If your dog behaves a little aggressively once in a while, well that’s normal, all modern dogs have been genetically link to the Asian Grey Wolf which was first domesticated around 15,000 years ago. The scientific study of Biomimetics – the application of evolved designs from nature to resolve problems in engineering and modern materials, account for the streamlining of your car and the iridescence and antireflective properties found in moth and butterfly eyes resulted in a brighter screen for your cell phone. Due to the rapid evolving resistances in bacteria and viruses, both your prescribed anti biotics and flu shot have to be updated every year by pharmaceutical researchers. And your over eating /weight problem. In our distant past, living on the open savannahs, if we wanted to survive, natural selection required us to consume as much proteins and sugars that were available. Unfortunately that instinct is still with us.

It would seem that one of the downfalls of scientific modernity is to adopt a position of self assumption and our reliance on evolution is no exception. As a society we remain ambivalent toward the subject, not realizing that trying to equate Darwin with our modern day understanding of evolution is rather like associating the Wright Brothers to space flight.  If, as a nation, we wish to compete in a rapidly advancing technological world arena, we should take note of the advice offered by Darwin himself. “It is neither the strongest that survive, nor the most intelligent, it is the ones that are most adaptable to change” In America, the time for that change is long overdue.

Teachers Workshop

Thursday, February 9th, 2012

This from Larry Plank Director  K-12 STEM for Hillsborough County public schools. Dr. Eugenie Scott, Executive Director of the National Center for Science Education, will be speaking to teachers this Saturday as a component of USF’s Darwin Days Celebration.  This is a wonderful opportunity, as Eugenie rarely has the opportunity to work with teachers in such an intimate setting.  We still have seats available at this weekend’s workshop, which includes Eugenie and other wonderful presentations and take-back-to-the classroom activities for teaching life science.  The workshop begins at 9am and concludes at 3:30pm.  Light refreshments will be served, and parking for this event will be free. Further information can be found here    http://mail.aol.com/35478-111/aol-6/en-us/mail/get-attachment.aspx?uid=28016684&folder=OldMail&partId=3&saveAs=DarwinDays_TeachersAgenda_020912.pdf

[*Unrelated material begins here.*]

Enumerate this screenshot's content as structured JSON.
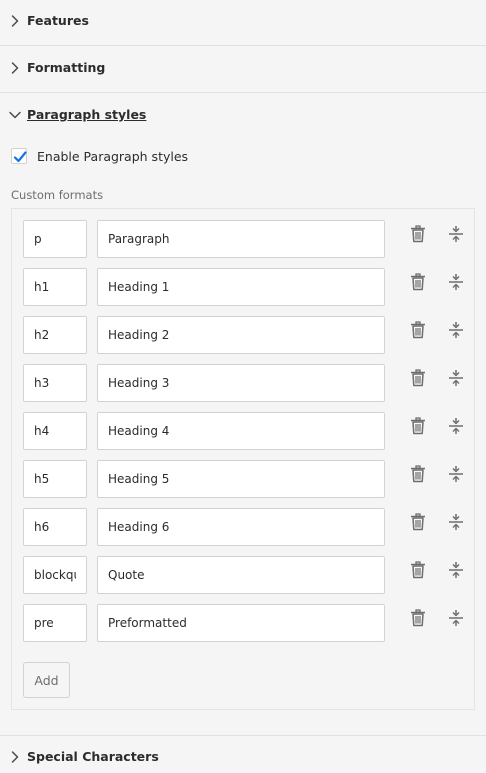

Dr. Scott (NCSE) at USF

Thursday, February 9th, 2012

Here’s a story in the University of South Florida paper The Oracle about NCSE’s Dr. Eugenie Scott’s upcoming appearance there: Evolution expert seeks to inform creationists

Bird said Scott is one of the most famous and internationally known faces in science education today and called the $5,000 expense of bringing her to the University “very reasonable for a top, nationally known” individual. The lecture’s sponsors include the Humanities Institute and the Department of Integrative Biology.